Even if we discount the massive invasions of privacy, big data has upgraded the level of data thefts and hacking both across companies and countries. Intelligence divisions’ focus on data is unlike it has ever been before. Data leaks have increased due to these developments which reduce the capacity of foreign policymakers to make an impact. This is because if confidential information on intelligence and correspondences between diplomatic parties is made prominent to the internet via data leaks, then it strictly limits the efficacy of those strategies.

There appears to be more and more reliance on digital storage for information. While big data can allow the data to be analyzed more diversely, it also has the capacity to uncover uncomfortable and unethical truths about our behavior and behavior of rival countries and regions. Are we prepared to handle the big data revolution and commit it to peace or will we rather overhaul the level of our conflicts? This glaring question is posited to us with history as witness. May we hopefully realize the gravity of this emerging situation.

Conclusions

In conclusion, it is hoped this article has been able to explore the evolving issues in International Relations and help to lessen the fog which hopelessly surrounds the landscape of world politics. It is also meant to contribute fruitfully to the current existing dialogue on emerging risks and trends in International Relations.

[1] Wall Street Journal (Nov 16, 2014), Summer Said. http://online.wsj.com/articles/falling-oil-prices-test-opec-unity-1416188605

[2] Reuters (Nov 18, 2014), Barani Krishnan. http://www.reuters.com/article/2014/11/18/markets-oil-idUSL3N0T81XP20141118

[3] The National ( Oct 27, 2014), Frank Kane. http://www.thenational.ae/business/economy/imf-warns-gcc-countries-of-175-billion-hole- created-by-falling-oil-prices

 

[4] Reuters (Oct 13, 2014), Bousso and Schneyer. http://www.reuters.com/article/2014/10/13/us-oil-saudi-policy-idUSKCN0I201Y20141013

[5] Reuters (Jan 15, 2014), Lawler and Eisenhammer. http://uk.reuters.com/article/2014/01/15/uk-bp-energy-idUKBREA0E1B820140115

 

[6] Bloomberg (July 4, 2014), Grant Smith. http://www.bloomberg.com/news/articles/2014-07-04/u-s-seen-as-biggest-oil-producer-after- overtaking-saudi

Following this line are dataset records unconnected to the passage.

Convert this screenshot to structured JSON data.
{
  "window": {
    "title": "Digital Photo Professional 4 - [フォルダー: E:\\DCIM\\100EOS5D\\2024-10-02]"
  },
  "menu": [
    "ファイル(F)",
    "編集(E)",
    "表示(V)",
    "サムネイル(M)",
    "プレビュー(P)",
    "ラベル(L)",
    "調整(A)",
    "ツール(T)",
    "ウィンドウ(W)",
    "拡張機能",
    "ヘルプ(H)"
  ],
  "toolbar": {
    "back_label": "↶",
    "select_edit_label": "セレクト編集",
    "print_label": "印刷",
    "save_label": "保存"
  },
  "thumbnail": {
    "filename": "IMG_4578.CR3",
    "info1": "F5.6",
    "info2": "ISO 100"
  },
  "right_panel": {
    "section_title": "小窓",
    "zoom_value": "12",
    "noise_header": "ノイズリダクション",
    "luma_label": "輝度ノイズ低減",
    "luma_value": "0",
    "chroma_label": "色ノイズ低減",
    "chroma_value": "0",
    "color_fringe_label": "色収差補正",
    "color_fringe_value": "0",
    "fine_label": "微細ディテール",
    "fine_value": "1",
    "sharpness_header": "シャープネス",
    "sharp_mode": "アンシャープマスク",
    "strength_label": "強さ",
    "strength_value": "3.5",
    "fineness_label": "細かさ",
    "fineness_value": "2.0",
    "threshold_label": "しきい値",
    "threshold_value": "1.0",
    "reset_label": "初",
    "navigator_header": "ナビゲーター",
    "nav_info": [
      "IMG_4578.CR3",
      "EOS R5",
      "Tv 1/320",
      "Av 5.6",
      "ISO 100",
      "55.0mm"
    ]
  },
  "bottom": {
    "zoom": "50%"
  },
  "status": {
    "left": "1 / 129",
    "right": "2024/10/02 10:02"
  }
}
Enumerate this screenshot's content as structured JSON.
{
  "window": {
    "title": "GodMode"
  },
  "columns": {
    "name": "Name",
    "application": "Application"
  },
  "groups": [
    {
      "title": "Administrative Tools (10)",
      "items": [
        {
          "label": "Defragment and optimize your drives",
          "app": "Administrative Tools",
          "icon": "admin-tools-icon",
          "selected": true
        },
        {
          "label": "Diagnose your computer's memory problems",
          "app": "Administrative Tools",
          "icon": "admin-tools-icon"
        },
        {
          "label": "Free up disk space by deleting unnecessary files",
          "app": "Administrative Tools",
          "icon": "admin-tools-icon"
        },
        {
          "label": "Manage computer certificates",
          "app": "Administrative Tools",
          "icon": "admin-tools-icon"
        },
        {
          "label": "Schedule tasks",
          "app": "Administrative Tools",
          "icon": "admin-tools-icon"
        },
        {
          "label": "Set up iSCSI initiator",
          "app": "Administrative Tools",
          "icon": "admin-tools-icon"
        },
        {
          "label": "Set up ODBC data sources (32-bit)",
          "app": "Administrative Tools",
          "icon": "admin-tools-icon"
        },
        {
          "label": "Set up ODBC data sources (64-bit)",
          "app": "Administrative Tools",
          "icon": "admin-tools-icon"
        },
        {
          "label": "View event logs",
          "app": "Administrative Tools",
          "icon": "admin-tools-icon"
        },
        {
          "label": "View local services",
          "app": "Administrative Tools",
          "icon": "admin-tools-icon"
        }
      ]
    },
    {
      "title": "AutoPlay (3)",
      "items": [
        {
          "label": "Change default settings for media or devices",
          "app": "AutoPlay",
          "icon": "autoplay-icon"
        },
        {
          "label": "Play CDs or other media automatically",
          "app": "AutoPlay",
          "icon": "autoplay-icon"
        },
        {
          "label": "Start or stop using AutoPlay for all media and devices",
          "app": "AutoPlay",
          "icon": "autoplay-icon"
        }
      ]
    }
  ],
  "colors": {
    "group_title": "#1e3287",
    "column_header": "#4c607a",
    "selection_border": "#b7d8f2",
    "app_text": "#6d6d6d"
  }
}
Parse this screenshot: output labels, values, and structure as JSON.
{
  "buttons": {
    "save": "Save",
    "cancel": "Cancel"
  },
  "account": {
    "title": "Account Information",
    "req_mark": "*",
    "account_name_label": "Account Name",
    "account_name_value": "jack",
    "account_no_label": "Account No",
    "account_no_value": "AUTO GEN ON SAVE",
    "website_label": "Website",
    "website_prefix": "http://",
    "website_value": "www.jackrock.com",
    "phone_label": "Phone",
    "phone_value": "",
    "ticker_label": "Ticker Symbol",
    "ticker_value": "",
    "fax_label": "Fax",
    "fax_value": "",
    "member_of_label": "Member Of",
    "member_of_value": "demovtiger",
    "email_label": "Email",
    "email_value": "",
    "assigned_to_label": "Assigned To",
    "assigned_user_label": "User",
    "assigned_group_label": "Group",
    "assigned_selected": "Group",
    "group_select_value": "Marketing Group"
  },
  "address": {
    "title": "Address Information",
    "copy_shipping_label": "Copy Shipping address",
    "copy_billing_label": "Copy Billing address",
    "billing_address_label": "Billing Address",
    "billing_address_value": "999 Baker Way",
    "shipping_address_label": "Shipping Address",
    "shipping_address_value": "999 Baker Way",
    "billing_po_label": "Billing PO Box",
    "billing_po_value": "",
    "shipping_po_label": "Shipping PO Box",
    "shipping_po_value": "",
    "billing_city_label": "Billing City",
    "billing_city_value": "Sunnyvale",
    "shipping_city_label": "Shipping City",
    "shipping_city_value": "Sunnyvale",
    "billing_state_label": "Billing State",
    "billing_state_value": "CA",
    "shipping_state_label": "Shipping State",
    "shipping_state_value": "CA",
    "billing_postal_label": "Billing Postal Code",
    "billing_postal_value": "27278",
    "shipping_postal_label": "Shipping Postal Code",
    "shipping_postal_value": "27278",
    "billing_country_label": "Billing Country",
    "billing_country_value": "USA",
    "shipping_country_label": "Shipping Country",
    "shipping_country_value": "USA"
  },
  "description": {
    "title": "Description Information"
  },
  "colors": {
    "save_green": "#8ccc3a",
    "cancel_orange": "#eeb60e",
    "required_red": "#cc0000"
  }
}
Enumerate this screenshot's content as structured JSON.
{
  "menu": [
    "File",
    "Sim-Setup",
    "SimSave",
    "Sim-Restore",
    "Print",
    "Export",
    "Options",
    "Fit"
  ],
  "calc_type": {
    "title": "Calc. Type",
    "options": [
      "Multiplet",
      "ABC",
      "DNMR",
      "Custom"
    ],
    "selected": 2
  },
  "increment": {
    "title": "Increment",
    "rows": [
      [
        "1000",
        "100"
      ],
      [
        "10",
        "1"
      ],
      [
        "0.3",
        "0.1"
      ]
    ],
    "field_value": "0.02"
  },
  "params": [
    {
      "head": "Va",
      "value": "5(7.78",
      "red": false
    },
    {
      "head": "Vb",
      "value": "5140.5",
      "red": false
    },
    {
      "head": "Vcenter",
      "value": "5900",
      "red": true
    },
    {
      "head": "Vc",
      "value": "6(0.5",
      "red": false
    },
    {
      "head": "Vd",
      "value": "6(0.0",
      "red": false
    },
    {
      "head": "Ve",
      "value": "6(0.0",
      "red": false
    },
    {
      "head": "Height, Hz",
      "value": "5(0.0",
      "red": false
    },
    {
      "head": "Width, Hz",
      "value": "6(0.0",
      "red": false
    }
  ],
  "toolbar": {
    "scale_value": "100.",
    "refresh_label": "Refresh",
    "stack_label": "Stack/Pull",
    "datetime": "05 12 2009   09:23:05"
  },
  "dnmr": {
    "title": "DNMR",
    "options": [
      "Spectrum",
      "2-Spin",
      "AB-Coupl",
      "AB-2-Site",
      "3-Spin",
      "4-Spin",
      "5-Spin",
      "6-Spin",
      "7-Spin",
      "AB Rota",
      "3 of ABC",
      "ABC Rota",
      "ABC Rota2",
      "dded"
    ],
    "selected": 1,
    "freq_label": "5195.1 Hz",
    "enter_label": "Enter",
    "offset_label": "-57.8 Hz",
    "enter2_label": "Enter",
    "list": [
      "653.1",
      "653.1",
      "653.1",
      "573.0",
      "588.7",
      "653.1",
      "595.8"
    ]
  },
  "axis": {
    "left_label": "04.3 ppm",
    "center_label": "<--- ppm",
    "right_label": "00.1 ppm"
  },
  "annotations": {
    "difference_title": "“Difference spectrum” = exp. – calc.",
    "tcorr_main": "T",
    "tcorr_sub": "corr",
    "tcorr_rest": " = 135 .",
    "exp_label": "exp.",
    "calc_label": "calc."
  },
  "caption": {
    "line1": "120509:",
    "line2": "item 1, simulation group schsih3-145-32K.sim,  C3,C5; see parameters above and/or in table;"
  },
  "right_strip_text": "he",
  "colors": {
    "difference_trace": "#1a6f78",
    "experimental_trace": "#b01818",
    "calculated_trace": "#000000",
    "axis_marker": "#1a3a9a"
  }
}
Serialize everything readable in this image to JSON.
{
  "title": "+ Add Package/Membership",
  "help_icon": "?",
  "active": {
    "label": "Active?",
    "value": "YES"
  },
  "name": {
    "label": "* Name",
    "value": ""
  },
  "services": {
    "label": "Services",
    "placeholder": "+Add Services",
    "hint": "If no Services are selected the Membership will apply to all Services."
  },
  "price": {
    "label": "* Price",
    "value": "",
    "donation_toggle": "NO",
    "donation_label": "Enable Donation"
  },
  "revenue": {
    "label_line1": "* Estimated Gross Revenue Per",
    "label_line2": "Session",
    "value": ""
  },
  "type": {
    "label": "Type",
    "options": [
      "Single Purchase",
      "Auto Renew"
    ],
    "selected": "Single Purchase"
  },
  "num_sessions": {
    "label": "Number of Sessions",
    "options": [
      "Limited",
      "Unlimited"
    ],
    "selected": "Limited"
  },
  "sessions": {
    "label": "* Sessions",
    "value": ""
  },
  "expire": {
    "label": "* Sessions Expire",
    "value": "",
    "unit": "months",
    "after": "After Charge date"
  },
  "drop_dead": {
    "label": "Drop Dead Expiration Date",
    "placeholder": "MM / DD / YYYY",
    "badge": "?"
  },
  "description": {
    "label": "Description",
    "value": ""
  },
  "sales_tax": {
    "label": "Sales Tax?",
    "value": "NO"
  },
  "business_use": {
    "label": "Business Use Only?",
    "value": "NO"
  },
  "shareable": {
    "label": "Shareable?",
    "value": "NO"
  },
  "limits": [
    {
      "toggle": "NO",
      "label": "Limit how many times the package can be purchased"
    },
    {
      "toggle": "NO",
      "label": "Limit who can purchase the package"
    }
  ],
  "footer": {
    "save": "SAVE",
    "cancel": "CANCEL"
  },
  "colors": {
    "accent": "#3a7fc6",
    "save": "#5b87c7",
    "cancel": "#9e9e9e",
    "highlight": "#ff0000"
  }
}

[7] Energy Post (Jan 10, 2014), Christof Ruhl. http://www.energypost.eu/five-global-implications-shale-revolution/

[8] EIA (Feb 4, 2014). http://www.eia.gov/countries/cab.cfm?fips=ch

Leave a Reply